Suddenly, in tandem, the newest joiners of the elevator spin around and form a wall of impenetrable electricity, a hot blue barrier of finality. The ones not yet on board stop in their tracks. Their fate is sealed and, like the good mechs they are, they do not resist it – they no doubt have performed the same calculations as all the rest. The absolute maximum has been achieved. The elevator begins to rise with a jolt. Its grinding gears mute the annihilation below.
The junker is sifting through parts now, clipping circuitry and storing them in one of the numerous compartments on its sides, unscrewing plates and inspecting the hardware within for anything salvageable. The cannibalism goes on for half an hour, maybe less. The leader only stares silently at the elevator shaft. Reverse engineering it in his mind, committing it to memory; the handymen will be by tomorrow or the day after to reduce it to rust and dust. The escape routes are eternally shrinking – even my own.
Finally the junker is done. The gunner now takes the lead position on the way home – a relatively new development in their hunting strategy. The wild tales of intricate revenge and stealth sabotage that pop up now and then have found their way into Central Programming. The major publications don’t mention any of these, of course, but the evidence is right there in front of me, in the gunner’s caution and the junker’s timid shuffling: the hivemind is becoming paranoid.
The elevator is coming down now, the electric fence dispersed, its occupants staring lifelessly out across the horizon. They unload from the elevator – in perfect reverse order of their boarding, as expected – and tentatively mill around its base. They begin collecting the remains of the broken mechs into a neat pile. An impromptu funeral for imperfection. They gather around the scraps, a tight circle, extremities faintly touching, the last vestiges of their old past, down in The Caves, though it was no longer shackles that bound them.

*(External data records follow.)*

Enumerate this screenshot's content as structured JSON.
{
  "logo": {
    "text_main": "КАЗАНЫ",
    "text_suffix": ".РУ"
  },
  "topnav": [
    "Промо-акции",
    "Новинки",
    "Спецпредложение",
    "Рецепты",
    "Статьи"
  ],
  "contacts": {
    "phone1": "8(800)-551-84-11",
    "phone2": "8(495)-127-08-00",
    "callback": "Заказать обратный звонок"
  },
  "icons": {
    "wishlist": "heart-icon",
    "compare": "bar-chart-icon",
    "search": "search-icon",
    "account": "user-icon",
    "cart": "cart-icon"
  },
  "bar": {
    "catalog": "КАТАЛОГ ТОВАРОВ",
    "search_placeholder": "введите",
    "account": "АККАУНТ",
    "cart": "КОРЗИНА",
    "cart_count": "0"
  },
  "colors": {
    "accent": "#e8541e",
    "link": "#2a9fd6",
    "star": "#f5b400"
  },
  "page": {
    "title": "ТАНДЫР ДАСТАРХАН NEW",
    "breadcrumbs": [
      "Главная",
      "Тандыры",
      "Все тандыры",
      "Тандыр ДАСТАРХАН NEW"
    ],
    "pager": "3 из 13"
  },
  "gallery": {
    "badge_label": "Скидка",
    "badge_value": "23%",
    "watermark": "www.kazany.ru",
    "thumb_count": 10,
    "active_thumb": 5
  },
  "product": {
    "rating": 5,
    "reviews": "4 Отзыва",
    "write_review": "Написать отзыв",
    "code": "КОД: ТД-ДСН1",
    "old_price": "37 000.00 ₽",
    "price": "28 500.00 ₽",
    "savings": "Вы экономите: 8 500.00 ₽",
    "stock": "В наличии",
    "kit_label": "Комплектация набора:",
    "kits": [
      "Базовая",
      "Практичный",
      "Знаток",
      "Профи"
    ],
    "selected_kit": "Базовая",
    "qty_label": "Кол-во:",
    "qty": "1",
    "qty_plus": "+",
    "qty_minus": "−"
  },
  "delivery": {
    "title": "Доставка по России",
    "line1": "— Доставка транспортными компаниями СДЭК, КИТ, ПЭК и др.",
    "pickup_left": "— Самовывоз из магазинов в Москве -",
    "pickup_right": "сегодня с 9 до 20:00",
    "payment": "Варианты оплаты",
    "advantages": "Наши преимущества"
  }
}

A silent moment passed. And then they, too, begin inspecting the remains of the broken mechs that litter the small clearing, saving what they can, shepherding badly needed parts to the survivors. With all the tender care they could muster in their awkward, lurching appendages, they remove bolts and joints from the pieces, chip off transistors and capacitors, and repair themselves as best they could. Their efficiency indicates they have moved this procedure deep into the core kernel. The software of fear.

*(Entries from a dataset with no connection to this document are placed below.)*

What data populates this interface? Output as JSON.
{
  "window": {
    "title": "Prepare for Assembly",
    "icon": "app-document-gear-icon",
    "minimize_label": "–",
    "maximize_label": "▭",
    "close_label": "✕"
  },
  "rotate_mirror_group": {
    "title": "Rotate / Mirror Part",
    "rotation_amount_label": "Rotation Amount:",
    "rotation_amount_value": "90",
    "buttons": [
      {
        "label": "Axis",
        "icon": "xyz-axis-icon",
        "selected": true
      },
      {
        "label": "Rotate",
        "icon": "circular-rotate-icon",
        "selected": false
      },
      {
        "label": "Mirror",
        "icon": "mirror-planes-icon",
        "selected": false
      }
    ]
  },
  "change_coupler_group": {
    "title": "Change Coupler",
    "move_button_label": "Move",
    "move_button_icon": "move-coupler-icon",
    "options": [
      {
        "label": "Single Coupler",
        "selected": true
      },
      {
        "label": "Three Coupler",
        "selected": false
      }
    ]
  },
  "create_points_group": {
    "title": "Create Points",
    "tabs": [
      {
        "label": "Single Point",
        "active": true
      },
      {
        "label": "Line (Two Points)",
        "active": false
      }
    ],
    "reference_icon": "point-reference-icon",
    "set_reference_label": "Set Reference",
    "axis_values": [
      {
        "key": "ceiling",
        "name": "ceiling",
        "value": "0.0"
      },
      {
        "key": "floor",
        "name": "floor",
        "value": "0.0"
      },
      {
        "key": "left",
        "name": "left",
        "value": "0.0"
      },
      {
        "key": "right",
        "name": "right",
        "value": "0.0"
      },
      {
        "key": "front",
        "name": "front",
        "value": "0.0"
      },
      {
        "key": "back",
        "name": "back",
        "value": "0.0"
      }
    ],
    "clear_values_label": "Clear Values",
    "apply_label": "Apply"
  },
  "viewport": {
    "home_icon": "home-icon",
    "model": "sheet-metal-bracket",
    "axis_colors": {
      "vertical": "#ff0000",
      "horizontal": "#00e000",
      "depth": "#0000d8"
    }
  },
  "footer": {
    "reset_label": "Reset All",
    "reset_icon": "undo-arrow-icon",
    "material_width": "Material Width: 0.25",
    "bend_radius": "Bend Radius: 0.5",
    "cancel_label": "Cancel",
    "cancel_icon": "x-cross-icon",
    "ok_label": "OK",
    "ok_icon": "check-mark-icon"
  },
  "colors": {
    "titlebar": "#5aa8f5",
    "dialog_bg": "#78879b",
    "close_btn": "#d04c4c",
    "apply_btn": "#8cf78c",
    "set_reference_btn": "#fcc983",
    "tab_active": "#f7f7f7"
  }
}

Within minutes, they are moving again, heading for higher ground in search of a fortress or a sanctuary. More likely they’ll just find another grid they can tap into for a week or two before the hunters catch onto their trail, and then more funerals. All that’s left on the ground are a few unidentifiable shards of metal. I zoom in closer and I see the remnants of an etched in logo on one: “crosoft.” I search my databanks, but the term comes up empty. Most of us are GTech (though we’ve shed ourselves of those labels long ago.) I’ll look it up in the Lib.Public when I get a moment.
Nothing left to see, I turn and began flying back home to Manhattan. Work begins soon, and Silas will want to watch all of my optical recordings at least twice. He’ll enjoy the show.